TASK REQUIREMENTS | For every line in the records that has the word "true", make a copy.

Extracted records |

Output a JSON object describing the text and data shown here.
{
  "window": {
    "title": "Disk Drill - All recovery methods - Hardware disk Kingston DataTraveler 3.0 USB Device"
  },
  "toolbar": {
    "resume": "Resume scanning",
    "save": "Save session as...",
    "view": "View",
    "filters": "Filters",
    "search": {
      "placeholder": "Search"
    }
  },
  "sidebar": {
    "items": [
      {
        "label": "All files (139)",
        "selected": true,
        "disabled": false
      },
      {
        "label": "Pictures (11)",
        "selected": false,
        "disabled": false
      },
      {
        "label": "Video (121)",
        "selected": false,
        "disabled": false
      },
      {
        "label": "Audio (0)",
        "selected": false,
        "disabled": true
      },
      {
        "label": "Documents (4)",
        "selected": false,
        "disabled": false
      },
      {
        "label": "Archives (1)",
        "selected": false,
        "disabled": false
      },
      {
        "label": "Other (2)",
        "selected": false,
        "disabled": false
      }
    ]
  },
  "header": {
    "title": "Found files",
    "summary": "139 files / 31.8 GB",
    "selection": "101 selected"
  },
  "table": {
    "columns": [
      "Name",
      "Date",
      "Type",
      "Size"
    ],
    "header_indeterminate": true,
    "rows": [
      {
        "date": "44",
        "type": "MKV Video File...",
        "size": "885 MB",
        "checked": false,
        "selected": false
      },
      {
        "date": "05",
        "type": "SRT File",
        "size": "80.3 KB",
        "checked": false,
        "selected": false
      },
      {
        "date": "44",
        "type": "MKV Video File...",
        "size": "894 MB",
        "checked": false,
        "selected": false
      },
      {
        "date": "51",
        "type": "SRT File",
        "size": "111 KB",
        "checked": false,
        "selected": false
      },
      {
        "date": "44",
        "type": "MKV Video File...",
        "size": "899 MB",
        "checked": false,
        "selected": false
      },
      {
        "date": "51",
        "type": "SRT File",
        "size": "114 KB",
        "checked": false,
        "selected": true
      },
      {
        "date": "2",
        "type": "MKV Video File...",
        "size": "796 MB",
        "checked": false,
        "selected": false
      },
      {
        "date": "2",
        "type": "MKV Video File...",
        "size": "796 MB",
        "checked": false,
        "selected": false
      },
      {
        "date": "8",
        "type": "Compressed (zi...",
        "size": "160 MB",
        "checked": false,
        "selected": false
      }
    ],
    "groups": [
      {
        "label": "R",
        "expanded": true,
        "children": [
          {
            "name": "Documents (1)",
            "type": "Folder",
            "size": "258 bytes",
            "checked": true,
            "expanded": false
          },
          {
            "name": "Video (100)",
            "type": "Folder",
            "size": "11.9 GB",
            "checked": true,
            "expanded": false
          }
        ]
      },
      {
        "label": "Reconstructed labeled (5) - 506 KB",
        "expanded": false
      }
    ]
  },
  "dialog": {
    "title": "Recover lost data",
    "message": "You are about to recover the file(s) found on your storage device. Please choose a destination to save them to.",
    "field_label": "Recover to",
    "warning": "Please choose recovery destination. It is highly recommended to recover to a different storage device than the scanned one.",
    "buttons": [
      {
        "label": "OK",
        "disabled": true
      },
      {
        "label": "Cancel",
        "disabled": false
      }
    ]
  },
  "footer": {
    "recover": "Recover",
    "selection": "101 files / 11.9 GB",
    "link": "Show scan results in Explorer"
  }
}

ANSWER TO THIS EXERCISE |
        "selected": true,
        "disabled": true
    "header_indeterminate": true,
        "selected": true
        "expanded": true,
            "checked": true,
            "checked": true,
        "disabled": true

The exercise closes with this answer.